UN migration agency introducing regional biometric data exchange solution
International Organization for Migration (IOM), the UN’s migration agency, is working on introducing a biometric data exchange solution to help countries around the world effectively address irregular migration, according to a report by GovInsider.
Donato Colucci, senior regional immigration and border management specialist at the IOM, discussed Regional Biometric Data Exchange Solution (RBDES) earlier this month at Interpol World 2017.
The policy framework is designed to combat irregular migration, which can take the form of human trafficking and migrant smuggling, along with other transnational crimes.
Colucci said that RBDES will enable law enforcement agencies to rapidly and securely exchange biometrics data to verify the identities of travelers at borders, acting as “a network of people working in their own countries and interconnected through a web-based platform”.
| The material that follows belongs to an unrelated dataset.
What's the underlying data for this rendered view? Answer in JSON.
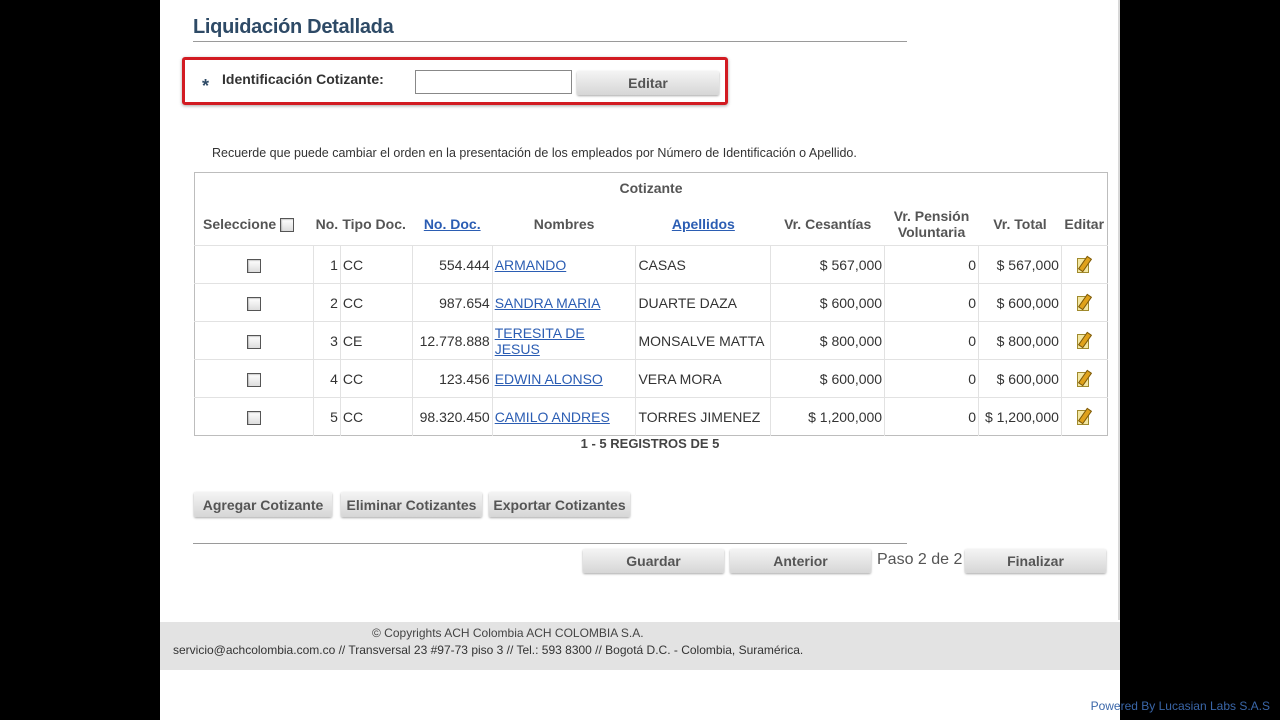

However, the framework does not actually store any biometrics data, but merely allows the exchange of this data.
“[RBDES] is not the final solution to the problem, but definitely will support and facilitate exchange of information between countries,” Colucci said.
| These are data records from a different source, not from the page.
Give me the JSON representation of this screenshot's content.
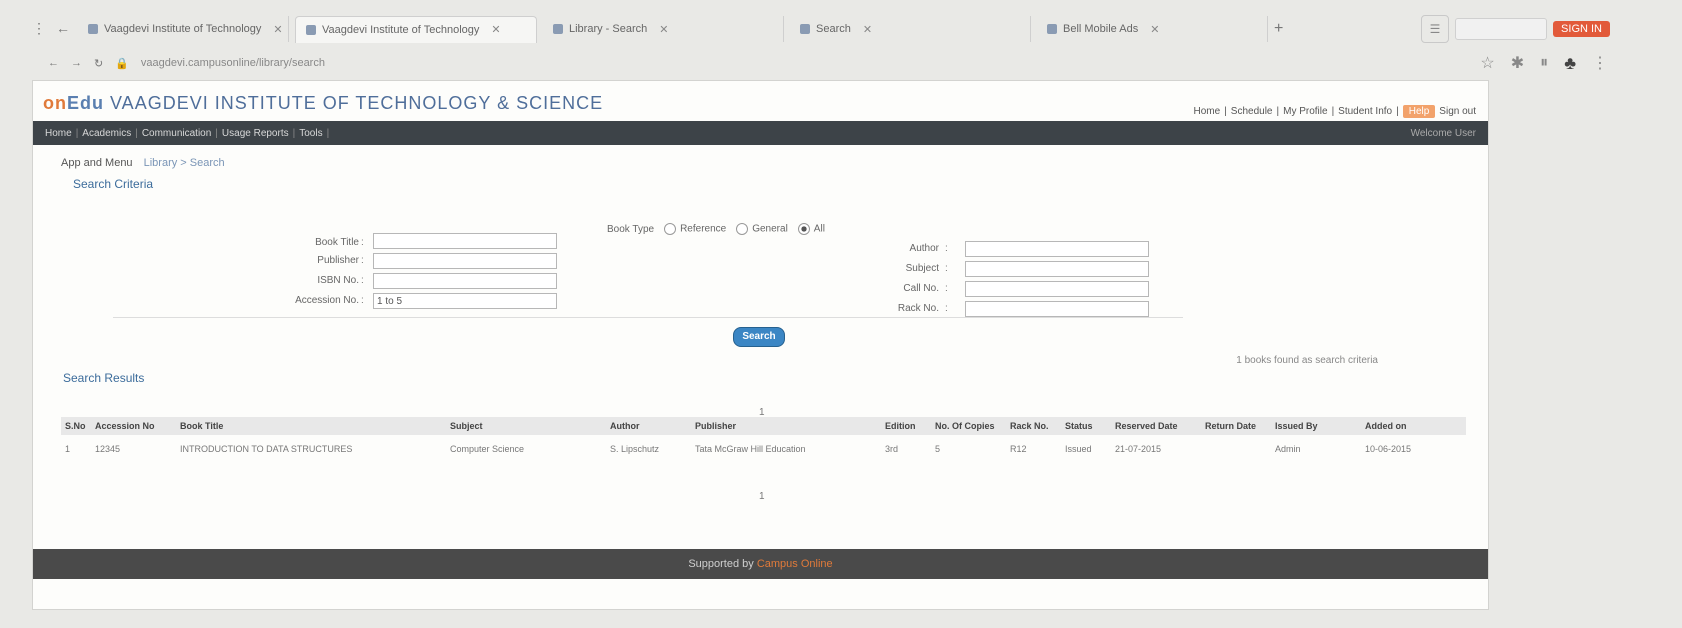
{
  "browser": {
    "tabs": [
      {
        "label": "Vaagdevi Institute of Technology",
        "active": false
      },
      {
        "label": "Vaagdevi Institute of Technology",
        "active": true
      },
      {
        "label": "Library - Search",
        "active": false
      },
      {
        "label": "Search",
        "active": false
      },
      {
        "label": "Bell Mobile Ads",
        "active": false
      }
    ],
    "url": "vaagdevi.campusonline/library/search",
    "top_badge": "SIGN IN"
  },
  "app": {
    "brand_prefix": "on",
    "brand_logo": "Edu",
    "brand_name": "VAAGDEVI INSTITUTE OF TECHNOLOGY & SCIENCE",
    "user_nav": [
      "Home",
      "Schedule",
      "My Profile",
      "Student Info",
      "Help",
      "Sign out"
    ],
    "user_nav_highlight": "Help",
    "nav_items": [
      "Home",
      "Academics",
      "Communication",
      "Usage Reports",
      "Tools"
    ],
    "nav_right": "Welcome User"
  },
  "breadcrumb": {
    "label": "App and Menu",
    "value": "Library > Search"
  },
  "search": {
    "title": "Search Criteria",
    "book_type_label": "Book Type",
    "radio_options": [
      "Reference",
      "General",
      "All"
    ],
    "radio_selected": "All",
    "left_fields": [
      {
        "label": "Book Title",
        "value": ""
      },
      {
        "label": "Publisher",
        "value": ""
      },
      {
        "label": "ISBN No.",
        "value": ""
      },
      {
        "label": "Accession No.",
        "value": "1 to 5"
      }
    ],
    "right_fields": [
      {
        "label": "Author",
        "value": ""
      },
      {
        "label": "Subject",
        "value": ""
      },
      {
        "label": "Call No.",
        "value": ""
      },
      {
        "label": "Rack No.",
        "value": ""
      }
    ],
    "button": "Search",
    "count_note": "1 books found as search criteria"
  },
  "results": {
    "title": "Search Results",
    "marker_top": "1",
    "marker_bottom": "1",
    "columns": [
      "S.No",
      "Accession No",
      "Book Title",
      "Subject",
      "Author",
      "Publisher",
      "Edition",
      "No. Of Copies",
      "Rack No.",
      "Status",
      "Reserved Date",
      "Return Date",
      "Issued By",
      "Added on"
    ],
    "rows": [
      [
        "1",
        "12345",
        "INTRODUCTION TO DATA STRUCTURES",
        "Computer Science",
        "S. Lipschutz",
        "Tata McGraw Hill Education",
        "3rd",
        "5",
        "R12",
        "Issued",
        "21-07-2015",
        "",
        "Admin",
        "10-06-2015"
      ]
    ]
  },
  "footer": {
    "text": "Supported by",
    "brand": "Campus Online"
  }
}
A briefing on this framework revealed that there are currently no available solutions that would facilitate the secure exchange of biometric data specifically for migration and border management purposes.
This framework could enable governments in Southeast Asia, in particular, address “the numbers of identity and travel document fraud that happen in this region”, Colucci said.
“Maybe the responses of the agencies [in this region] are not effective, so they may have addressed only some parts of the border management systems without addressing comprehensively,” Colucci said. “We may have a lot of technology but not capacity, or we may have capacity without technology.”
Colucci said that the IOM is currently in talks with seven countries, whose names remain confidential, to implement RBDES.
He said that international cooperation is a key factor for countries to improve their national migration and border management systems, and believes that technology can help in “quickly confirming the identity of someone that had their passport stolen”.